At last they came around with State Bird with Provisions ($8), the namesake dish that the restaurant is named for.  Each order is half of a buttermilk fried quail served over lemon onion confit, sprinkled with shaved parmesan and frilly micro greens.

We stayed for several hours, and a line began to form as the evening wore on.  Sweet dishes were offered earlier, but we felt compelled to wait to the end, although P commented that at dim sum we always grab up the egg custards, sesame balls and sweet tofu along with the savories throughout the meal…

The pastries are created by pastry chef Nicole Krasinski, who was a Chronicle rising chef back in 2005Peanut Muscovado Milk ($2) with clove spiked fig cookies ($2). Peanut milk is an elixir with curative properties, muscovado is type of brown sugar that added a rich butterscotchy flavor to the addictively tasty brew.  The tender buttery pinwheel cookies were filled with a swirl of fragrant and sticky fig that was delicious.

We split bites of Chocolate croquettes with rosemary-lemon sabayon ($4), which had a lovely delicately crisp wrap surrounding a dark chocolate filling.

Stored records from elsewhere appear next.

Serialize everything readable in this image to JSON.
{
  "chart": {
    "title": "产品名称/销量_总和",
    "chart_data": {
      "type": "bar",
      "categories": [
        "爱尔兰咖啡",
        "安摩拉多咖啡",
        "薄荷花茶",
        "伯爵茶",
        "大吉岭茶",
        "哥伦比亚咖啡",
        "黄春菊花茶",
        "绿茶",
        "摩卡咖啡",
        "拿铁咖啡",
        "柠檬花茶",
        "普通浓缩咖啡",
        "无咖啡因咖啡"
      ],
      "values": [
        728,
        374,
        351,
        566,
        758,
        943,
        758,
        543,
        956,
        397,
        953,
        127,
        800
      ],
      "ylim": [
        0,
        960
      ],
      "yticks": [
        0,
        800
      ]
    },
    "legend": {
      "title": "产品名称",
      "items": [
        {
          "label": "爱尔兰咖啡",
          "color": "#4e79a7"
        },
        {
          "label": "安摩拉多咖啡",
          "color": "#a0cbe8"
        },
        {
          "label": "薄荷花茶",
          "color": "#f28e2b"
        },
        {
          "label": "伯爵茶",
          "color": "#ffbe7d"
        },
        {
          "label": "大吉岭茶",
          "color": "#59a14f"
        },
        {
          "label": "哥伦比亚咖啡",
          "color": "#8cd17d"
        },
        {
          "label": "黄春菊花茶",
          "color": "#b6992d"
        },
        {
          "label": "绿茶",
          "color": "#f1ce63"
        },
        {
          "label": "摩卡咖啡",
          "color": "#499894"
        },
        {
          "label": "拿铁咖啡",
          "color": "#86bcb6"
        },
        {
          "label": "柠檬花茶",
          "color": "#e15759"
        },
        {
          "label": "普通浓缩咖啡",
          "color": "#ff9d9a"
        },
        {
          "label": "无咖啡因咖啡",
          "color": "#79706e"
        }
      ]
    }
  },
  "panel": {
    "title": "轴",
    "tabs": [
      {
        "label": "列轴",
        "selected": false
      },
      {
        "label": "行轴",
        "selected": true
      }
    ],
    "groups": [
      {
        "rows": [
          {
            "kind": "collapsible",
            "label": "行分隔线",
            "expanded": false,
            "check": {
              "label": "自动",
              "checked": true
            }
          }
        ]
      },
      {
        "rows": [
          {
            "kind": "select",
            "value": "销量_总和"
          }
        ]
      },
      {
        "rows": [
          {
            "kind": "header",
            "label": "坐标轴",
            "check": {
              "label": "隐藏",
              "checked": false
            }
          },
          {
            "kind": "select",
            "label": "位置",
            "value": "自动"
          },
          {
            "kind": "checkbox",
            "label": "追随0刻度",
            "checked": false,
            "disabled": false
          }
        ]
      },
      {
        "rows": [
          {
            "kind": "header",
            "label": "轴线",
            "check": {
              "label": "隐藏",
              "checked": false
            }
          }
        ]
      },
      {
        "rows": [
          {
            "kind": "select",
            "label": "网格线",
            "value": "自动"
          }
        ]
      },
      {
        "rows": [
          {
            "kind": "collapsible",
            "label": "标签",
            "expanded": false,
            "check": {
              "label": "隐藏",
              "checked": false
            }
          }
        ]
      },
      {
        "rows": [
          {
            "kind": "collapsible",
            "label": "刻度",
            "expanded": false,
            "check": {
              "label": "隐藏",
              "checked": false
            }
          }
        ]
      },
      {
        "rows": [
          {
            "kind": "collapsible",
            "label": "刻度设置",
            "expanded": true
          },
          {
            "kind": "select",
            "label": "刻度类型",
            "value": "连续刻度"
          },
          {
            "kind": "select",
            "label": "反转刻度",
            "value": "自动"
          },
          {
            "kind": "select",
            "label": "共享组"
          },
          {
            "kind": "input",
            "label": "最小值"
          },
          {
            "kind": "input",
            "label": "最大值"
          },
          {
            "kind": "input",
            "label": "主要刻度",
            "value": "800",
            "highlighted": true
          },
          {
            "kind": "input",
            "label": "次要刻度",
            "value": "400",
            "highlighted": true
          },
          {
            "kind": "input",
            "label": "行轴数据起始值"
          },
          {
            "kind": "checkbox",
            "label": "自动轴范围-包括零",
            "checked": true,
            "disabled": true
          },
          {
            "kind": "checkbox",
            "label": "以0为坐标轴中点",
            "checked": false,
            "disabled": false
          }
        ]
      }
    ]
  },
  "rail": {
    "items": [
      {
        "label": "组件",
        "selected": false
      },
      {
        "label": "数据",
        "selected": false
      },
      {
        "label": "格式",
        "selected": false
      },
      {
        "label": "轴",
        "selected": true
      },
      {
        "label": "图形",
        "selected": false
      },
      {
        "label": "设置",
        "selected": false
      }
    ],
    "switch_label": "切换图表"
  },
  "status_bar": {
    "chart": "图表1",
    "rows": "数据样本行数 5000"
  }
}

The Golden Egg ($3) topped with gooey toasted meringue, filled with saffron egg custard which was topped with a tart layer of fruit.  Interesting presentation, hard to get to the custard without breaking the eggshell.

Of note:  there is a U.S. map in the restroom in the back listing the various state birds created by Caitlin Freeman, a pastry chef/artist (known also for her mondrian cake at SFMOMA), who happens to be married to James Freeman owner of Blue Bottle Coffee which is also on the menu…

open nightly from 5pm-12am. CLOSED TUESDAY

State Bird Provisions on Urbanspoon

And as it sometimes ends with this particular dining crew, we walked across the street to take a look at Holy Dog, another new restaurant that opened recently.  Yes, it was Dinner #2 for these intrepid diners.  Me, I took pictures and sampled bites from all.

Holy Dog

1552 Fillmore St, SF, CA | 415.441.9299 |Website | Menu

Daisy and P split a Beef Frankfurter ($4.95) topped with spicy beef chili ($2.95).

and JT was inspired to try the Katsu Dog ($5.95), an Italian sausage that has been battered and deep fried in the manner of japanese cutlets, drizzled with wasabi mayonnaise and katsu sauce and topped with sweet peppers.  I thought the katsu sauce tasted more like teriyaki sauce that was quite sweet.

The battered crust was pretty tough for a katsu, combined with a thick skin casing the sausage, it required vigorous effort to bite through.  We admitted that we were really too full to appreciate the rich and decadent katsu dog, that means we’ll just have to come back!

Sun-Thur, 11a-1130p and Fri-Sat, 11-2a

Holy Dog on Urbanspoon

 

 

io81okp6qxztg

{ 11 comments… read them below or add one }

Leave a Comment

Previous post:

Next post: